Problem -> Repeat every entry word for word, skipping the pictures.

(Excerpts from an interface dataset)
[Start of section]

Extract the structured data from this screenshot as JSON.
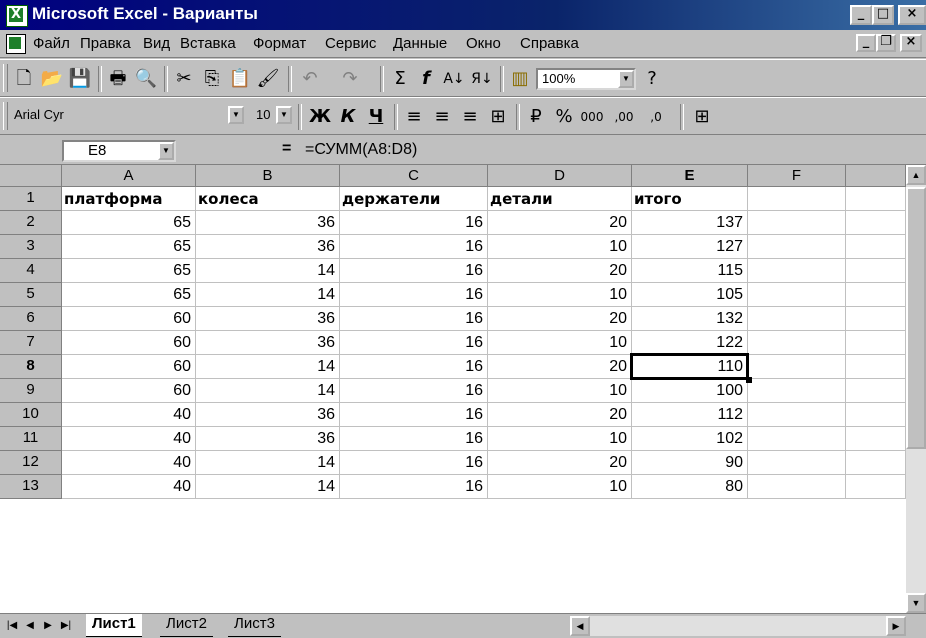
{
  "window": {
    "title": "Microsoft Excel - Варианты",
    "buttons": {
      "minimize": "_",
      "restore": "□",
      "close": "×"
    },
    "doc_buttons": {
      "minimize": "_",
      "restore": "❐",
      "close": "×"
    }
  },
  "menu": [
    {
      "label": "Файл"
    },
    {
      "label": "Правка"
    },
    {
      "label": "Вид"
    },
    {
      "label": "Вставка"
    },
    {
      "label": "Формат"
    },
    {
      "label": "Сервис"
    },
    {
      "label": "Данные"
    },
    {
      "label": "Окно"
    },
    {
      "label": "Справка"
    }
  ],
  "toolbar_standard": {
    "icons": [
      "new-icon",
      "open-icon",
      "save-icon",
      "print-icon",
      "print-preview-icon",
      "cut-icon",
      "copy-icon",
      "paste-icon",
      "format-painter-icon",
      "undo-icon",
      "redo-icon",
      "autosum-icon",
      "function-icon",
      "sort-ascending-icon",
      "sort-descending-icon",
      "chart-wizard-icon",
      "help-icon"
    ],
    "zoom": "100%"
  },
  "toolbar_formatting": {
    "font": "Arial Cyr",
    "size": "10",
    "icons": [
      "bold-icon",
      "italic-icon",
      "underline-icon",
      "align-left-icon",
      "align-center-icon",
      "align-right-icon",
      "merge-center-icon",
      "currency-icon",
      "percent-icon",
      "thousands-icon",
      "increase-decimal-icon",
      "decrease-decimal-icon",
      "borders-icon"
    ]
  },
  "formula_bar": {
    "name_box": "E8",
    "equals": "=",
    "formula": "=СУММ(A8:D8)"
  },
  "sheet": {
    "columns": [
      "A",
      "B",
      "C",
      "D",
      "E",
      "F"
    ],
    "row_numbers": [
      "1",
      "2",
      "3",
      "4",
      "5",
      "6",
      "7",
      "8",
      "9",
      "10",
      "11",
      "12",
      "13"
    ],
    "header_row": [
      "платформа",
      "колеса",
      "держатели",
      "детали",
      "итого"
    ],
    "rows": [
      [
        "65",
        "36",
        "16",
        "20",
        "137"
      ],
      [
        "65",
        "36",
        "16",
        "10",
        "127"
      ],
      [
        "65",
        "14",
        "16",
        "20",
        "115"
      ],
      [
        "65",
        "14",
        "16",
        "10",
        "105"
      ],
      [
        "60",
        "36",
        "16",
        "20",
        "132"
      ],
      [
        "60",
        "36",
        "16",
        "10",
        "122"
      ],
      [
        "60",
        "14",
        "16",
        "20",
        "110"
      ],
      [
        "60",
        "14",
        "16",
        "10",
        "100"
      ],
      [
        "40",
        "36",
        "16",
        "20",
        "112"
      ],
      [
        "40",
        "36",
        "16",
        "10",
        "102"
      ],
      [
        "40",
        "14",
        "16",
        "20",
        "90"
      ],
      [
        "40",
        "14",
        "16",
        "10",
        "80"
      ]
    ],
    "selected_cell": "E8"
  },
  "tabs": [
    {
      "label": "Лист1",
      "active": true
    },
    {
      "label": "Лист2"
    },
    {
      "label": "Лист3"
    }
  ]
}
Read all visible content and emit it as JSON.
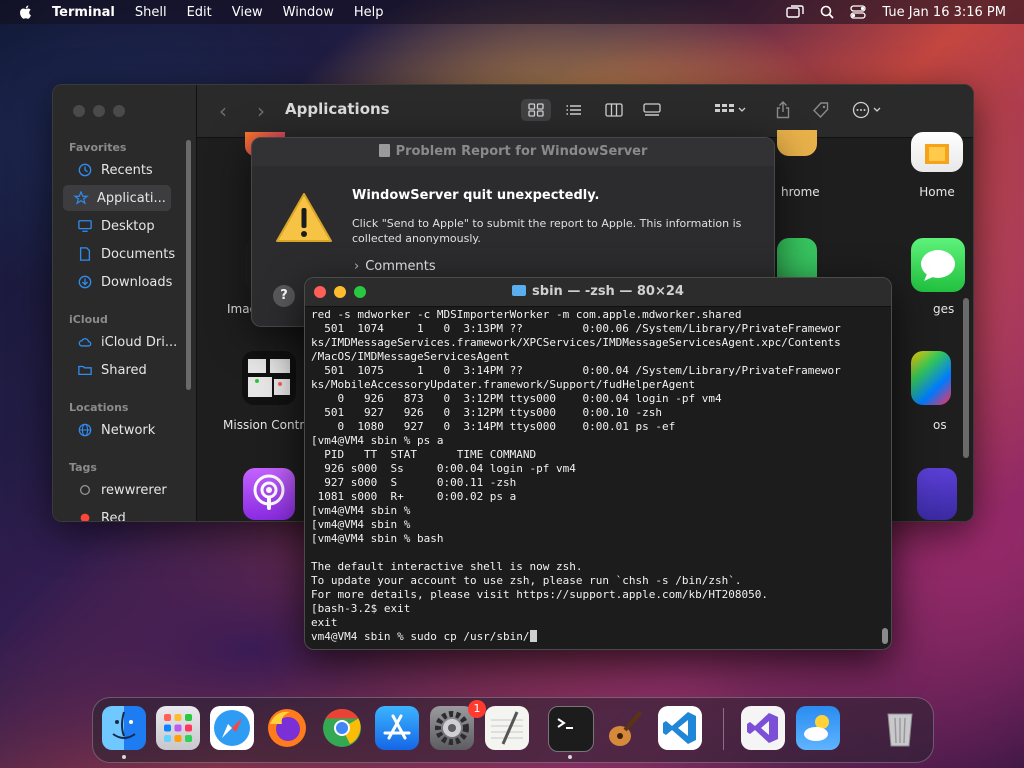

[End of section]

Written answer ->
Extract the structured data from this screenshot as JSON.
{
  "window": {
    "title": "Microsoft Excel - Варианты",
    "buttons": {
      "minimize": "_",
      "restore": "□",
      "close": "×"
    },
    "doc_buttons": {
      "minimize": "_",
      "restore": "❐",
      "close": "×"
    }
  },
  "menu": [
    {
      "label": "Файл"
    },
    {
      "label": "Правка"
    },
    {
      "label": "Вид"
    },
    {
      "label": "Вставка"
    },
    {
      "label": "Формат"
    },
    {
      "label": "Сервис"
    },
    {
      "label": "Данные"
    },
    {
      "label": "Окно"
    },
    {
      "label": "Справка"
    }
  ],
  "toolbar_standard": {
    "icons": [
      "new-icon",
      "open-icon",
      "save-icon",
      "print-icon",
      "print-preview-icon",
      "cut-icon",
      "copy-icon",
      "paste-icon",
      "format-painter-icon",
      "undo-icon",
      "redo-icon",
      "autosum-icon",
      "function-icon",
      "sort-ascending-icon",
      "sort-descending-icon",
      "chart-wizard-icon",
      "help-icon"
    ],
    "zoom": "100%"
  },
  "toolbar_formatting": {
    "font": "Arial Cyr",
    "size": "10",
    "icons": [
      "bold-icon",
      "italic-icon",
      "underline-icon",
      "align-left-icon",
      "align-center-icon",
      "align-right-icon",
      "merge-center-icon",
      "currency-icon",
      "percent-icon",
      "thousands-icon",
      "increase-decimal-icon",
      "decrease-decimal-icon",
      "borders-icon"
    ]
  },
  "formula_bar": {
    "name_box": "E8",
    "equals": "=",
    "formula": "=СУММ(A8:D8)"
  },
  "sheet": {
    "columns": [
      "A",
      "B",
      "C",
      "D",
      "E",
      "F"
    ],
    "row_numbers": [
      "1",
      "2",
      "3",
      "4",
      "5",
      "6",
      "7",
      "8",
      "9",
      "10",
      "11",
      "12",
      "13"
    ],
    "header_row": [
      "платформа",
      "колеса",
      "держатели",
      "детали",
      "итого"
    ],
    "rows": [
      [
        "65",
        "36",
        "16",
        "20",
        "137"
      ],
      [
        "65",
        "36",
        "16",
        "10",
        "127"
      ],
      [
        "65",
        "14",
        "16",
        "20",
        "115"
      ],
      [
        "65",
        "14",
        "16",
        "10",
        "105"
      ],
      [
        "60",
        "36",
        "16",
        "20",
        "132"
      ],
      [
        "60",
        "36",
        "16",
        "10",
        "122"
      ],
      [
        "60",
        "14",
        "16",
        "20",
        "110"
      ],
      [
        "60",
        "14",
        "16",
        "10",
        "100"
      ],
      [
        "40",
        "36",
        "16",
        "20",
        "112"
      ],
      [
        "40",
        "36",
        "16",
        "10",
        "102"
      ],
      [
        "40",
        "14",
        "16",
        "20",
        "90"
      ],
      [
        "40",
        "14",
        "16",
        "10",
        "80"
      ]
    ],
    "selected_cell": "E8"
  },
  "tabs": [
    {
      "label": "Лист1",
      "active": true
    },
    {
      "label": "Лист2"
    },
    {
      "label": "Лист3"
    }
  ]
}
Read all visible content and emit it as JSON.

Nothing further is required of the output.